Items from an interface collection
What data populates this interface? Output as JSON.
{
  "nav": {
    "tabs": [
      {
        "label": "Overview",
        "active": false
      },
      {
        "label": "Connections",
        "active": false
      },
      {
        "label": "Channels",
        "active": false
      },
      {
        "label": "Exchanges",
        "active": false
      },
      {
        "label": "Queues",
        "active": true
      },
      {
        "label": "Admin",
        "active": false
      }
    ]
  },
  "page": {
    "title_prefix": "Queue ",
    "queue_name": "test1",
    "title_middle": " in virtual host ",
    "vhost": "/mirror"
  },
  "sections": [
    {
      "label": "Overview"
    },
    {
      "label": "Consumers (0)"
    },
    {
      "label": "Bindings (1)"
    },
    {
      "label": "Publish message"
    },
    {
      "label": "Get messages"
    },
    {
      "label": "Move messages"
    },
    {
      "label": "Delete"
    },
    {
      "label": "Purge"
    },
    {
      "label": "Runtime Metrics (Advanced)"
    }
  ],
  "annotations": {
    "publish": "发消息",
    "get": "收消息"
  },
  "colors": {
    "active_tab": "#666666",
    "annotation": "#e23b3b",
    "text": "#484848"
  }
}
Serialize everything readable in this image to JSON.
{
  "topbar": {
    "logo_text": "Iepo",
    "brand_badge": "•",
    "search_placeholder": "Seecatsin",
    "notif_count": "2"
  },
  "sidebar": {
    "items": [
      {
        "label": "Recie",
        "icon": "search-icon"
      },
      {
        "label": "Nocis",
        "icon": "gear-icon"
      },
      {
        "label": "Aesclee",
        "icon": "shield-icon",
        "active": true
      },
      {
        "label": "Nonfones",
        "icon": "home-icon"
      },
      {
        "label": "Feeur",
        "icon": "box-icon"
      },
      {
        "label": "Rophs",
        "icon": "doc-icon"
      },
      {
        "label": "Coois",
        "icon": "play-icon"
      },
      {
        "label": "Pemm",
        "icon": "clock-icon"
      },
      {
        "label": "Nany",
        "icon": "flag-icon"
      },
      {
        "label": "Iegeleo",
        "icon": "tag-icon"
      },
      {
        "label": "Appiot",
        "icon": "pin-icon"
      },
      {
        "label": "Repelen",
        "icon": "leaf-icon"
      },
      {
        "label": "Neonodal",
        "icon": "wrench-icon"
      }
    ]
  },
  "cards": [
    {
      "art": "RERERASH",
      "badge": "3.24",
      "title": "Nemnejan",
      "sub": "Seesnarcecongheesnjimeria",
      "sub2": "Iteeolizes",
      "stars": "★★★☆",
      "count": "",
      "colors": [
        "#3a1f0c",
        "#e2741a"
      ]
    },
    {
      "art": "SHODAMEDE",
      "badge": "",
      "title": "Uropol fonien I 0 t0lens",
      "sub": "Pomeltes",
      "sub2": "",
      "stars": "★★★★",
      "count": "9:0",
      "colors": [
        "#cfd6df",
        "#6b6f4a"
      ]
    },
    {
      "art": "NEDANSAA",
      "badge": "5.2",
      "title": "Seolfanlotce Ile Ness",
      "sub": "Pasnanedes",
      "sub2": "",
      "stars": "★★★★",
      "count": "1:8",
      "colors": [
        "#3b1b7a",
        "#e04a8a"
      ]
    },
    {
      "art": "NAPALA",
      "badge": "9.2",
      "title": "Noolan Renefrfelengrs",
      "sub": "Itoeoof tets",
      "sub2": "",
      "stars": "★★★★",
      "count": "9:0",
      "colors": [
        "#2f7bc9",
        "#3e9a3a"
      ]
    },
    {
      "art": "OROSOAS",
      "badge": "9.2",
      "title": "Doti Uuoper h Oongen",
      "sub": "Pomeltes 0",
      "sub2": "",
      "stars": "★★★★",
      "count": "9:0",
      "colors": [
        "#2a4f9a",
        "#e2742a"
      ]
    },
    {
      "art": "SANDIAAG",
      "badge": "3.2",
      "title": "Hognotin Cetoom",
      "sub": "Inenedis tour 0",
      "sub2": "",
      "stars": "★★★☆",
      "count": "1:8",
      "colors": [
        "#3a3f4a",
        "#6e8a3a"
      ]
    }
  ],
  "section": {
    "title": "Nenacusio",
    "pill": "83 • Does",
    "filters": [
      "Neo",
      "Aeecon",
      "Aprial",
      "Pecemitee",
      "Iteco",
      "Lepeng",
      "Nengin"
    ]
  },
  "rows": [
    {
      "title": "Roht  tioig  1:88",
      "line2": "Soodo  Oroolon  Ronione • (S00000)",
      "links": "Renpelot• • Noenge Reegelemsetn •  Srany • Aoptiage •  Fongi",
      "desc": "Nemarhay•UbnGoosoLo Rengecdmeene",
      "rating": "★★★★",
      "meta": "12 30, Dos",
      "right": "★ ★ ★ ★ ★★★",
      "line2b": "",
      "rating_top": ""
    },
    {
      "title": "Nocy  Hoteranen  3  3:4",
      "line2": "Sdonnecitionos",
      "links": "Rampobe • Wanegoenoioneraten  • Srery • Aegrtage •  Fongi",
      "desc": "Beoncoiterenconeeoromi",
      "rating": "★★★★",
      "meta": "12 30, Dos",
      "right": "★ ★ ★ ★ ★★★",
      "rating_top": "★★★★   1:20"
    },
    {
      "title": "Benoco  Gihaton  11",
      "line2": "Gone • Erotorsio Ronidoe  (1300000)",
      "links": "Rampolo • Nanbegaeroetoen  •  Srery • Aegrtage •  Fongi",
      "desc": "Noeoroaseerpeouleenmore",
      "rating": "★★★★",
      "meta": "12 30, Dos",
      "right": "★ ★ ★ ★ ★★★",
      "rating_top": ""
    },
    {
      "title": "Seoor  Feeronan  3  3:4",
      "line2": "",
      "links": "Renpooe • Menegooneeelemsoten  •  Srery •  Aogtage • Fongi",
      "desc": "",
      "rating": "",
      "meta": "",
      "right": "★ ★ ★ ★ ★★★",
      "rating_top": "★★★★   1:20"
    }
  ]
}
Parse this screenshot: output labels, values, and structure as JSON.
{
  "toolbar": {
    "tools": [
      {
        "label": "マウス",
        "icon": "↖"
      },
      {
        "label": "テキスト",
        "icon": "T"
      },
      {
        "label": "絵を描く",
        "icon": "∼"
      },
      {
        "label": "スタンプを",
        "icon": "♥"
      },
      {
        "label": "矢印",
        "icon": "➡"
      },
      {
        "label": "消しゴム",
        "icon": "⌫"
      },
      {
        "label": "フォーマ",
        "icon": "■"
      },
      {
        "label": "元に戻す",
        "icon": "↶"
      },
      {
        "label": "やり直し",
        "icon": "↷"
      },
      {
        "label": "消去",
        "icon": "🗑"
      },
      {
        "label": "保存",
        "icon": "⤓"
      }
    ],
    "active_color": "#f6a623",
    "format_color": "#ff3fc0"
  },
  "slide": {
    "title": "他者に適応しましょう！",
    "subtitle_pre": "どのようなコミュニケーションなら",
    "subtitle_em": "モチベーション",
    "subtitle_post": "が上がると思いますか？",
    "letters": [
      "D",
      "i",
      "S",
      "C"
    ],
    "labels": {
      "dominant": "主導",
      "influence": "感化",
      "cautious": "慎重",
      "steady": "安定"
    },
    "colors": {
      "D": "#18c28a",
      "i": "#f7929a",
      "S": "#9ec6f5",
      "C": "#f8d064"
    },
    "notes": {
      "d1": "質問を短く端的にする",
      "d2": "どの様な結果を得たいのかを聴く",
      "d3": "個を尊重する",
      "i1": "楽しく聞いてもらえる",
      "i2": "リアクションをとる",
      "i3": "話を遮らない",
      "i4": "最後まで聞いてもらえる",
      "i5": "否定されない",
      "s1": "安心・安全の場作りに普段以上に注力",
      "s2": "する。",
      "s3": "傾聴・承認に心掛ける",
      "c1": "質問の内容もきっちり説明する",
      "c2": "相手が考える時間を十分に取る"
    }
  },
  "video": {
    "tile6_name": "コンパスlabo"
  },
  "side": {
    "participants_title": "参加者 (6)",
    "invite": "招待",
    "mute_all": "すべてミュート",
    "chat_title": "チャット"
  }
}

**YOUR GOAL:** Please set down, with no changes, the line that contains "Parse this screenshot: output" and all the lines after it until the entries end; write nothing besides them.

**RESULT OF THIS TASK:**
Parse this screenshot: output labels, values, and structure as JSON.
{
  "toolbar": {
    "tools": [
      {
        "label": "マウス",
        "icon": "↖"
      },
      {
        "label": "テキスト",
        "icon": "T"
      },
      {
        "label": "絵を描く",
        "icon": "∼"
      },
      {
        "label": "スタンプを",
        "icon": "♥"
      },
      {
        "label": "矢印",
        "icon": "➡"
      },
      {
        "label": "消しゴム",
        "icon": "⌫"
      },
      {
        "label": "フォーマ",
        "icon": "■"
      },
      {
        "label": "元に戻す",
        "icon": "↶"
      },
      {
        "label": "やり直し",
        "icon": "↷"
      },
      {
        "label": "消去",
        "icon": "🗑"
      },
      {
        "label": "保存",
        "icon": "⤓"
      }
    ],
    "active_color": "#f6a623",
    "format_color": "#ff3fc0"
  },
  "slide": {
    "title": "他者に適応しましょう！",
    "subtitle_pre": "どのようなコミュニケーションなら",
    "subtitle_em": "モチベーション",
    "subtitle_post": "が上がると思いますか？",
    "letters": [
      "D",
      "i",
      "S",
      "C"
    ],
    "labels": {
      "dominant": "主導",
      "influence": "感化",
      "cautious": "慎重",
      "steady": "安定"
    },
    "colors": {
      "D": "#18c28a",
      "i": "#f7929a",
      "S": "#9ec6f5",
      "C": "#f8d064"
    },
    "notes": {
      "d1": "質問を短く端的にする",
      "d2": "どの様な結果を得たいのかを聴く",
      "d3": "個を尊重する",
      "i1": "楽しく聞いてもらえる",
      "i2": "リアクションをとる",
      "i3": "話を遮らない",
      "i4": "最後まで聞いてもらえる",
      "i5": "否定されない",
      "s1": "安心・安全の場作りに普段以上に注力",
      "s2": "する。",
      "s3": "傾聴・承認に心掛ける",
      "c1": "質問の内容もきっちり説明する",
      "c2": "相手が考える時間を十分に取る"
    }
  },
  "video": {
    "tile6_name": "コンパスlabo"
  },
  "side": {
    "participants_title": "参加者 (6)",
    "invite": "招待",
    "mute_all": "すべてミュート",
    "chat_title": "チャット"
  }
}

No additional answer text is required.